Tasnim Yakub Abdulahi Farah, who was said to be the leader of the group of women in the attack, according to The Star, a Kenyan news source, was shot dead alongside Fatuma Omar and another female suspect whose identity has not yet been confirmed.
A police spokesman, Charles Owino, told The Star that two of the suspects in the attack had bulletproof vests while the third wore a suicide vest. “Had the vest been detonated,” Owino said, “there would have been massive damage.”.
The exact origin of the three women in the attack has not been verified. The three attackers were Kenyans, but they were not locals from Mombasa because they were all staying at a local woman’s house. The police have taken the woman into custody for housing the three attackers.
Additionally, CNN reports that three other suspects who have links to the attackers but were not at the police station during the
attack have been taken into police custody. These three other suspects are believed to be involved in planning the attack. Once two of the attackers were identified, the three suspects were found at the house of one of the female attacker’s family members, who is also a local of Mombasa.

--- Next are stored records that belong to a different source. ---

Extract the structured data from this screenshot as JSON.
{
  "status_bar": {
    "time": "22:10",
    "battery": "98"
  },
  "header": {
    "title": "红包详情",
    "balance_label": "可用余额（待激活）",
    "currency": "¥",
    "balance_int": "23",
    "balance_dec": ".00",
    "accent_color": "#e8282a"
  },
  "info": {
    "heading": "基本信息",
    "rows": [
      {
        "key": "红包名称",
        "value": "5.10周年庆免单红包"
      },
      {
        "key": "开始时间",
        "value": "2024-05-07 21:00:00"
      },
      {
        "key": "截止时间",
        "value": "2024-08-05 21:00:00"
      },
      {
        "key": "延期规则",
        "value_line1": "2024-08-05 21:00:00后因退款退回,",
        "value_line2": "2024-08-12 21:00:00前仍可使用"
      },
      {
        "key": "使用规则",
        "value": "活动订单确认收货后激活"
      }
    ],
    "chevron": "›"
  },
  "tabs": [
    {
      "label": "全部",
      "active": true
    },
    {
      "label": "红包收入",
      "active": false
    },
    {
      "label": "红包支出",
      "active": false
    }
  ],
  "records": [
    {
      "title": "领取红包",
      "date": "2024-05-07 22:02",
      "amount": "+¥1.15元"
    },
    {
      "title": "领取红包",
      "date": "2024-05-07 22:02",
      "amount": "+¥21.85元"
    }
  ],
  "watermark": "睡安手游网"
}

BBC reports that although it is not yet clear who is behind the attack, it is likely that the women belonged to the Shabab militant group. After Kenyan troops were sent to rid Somalia of militants in 2011 under Operation Linda Nchi, the Shabab group began orchestrating attacks against Kenya. The group has also recruited many Kenyans, especially from the large Muslim population in Mombasa, to carry out their attacks.Mombasa, a coastal city, has become a target for several Shabab terrorist attacks, according to Al Jazeera, particularly in 2011 when Operation Linda Nchi, which means “protect the country” in Swahili, began.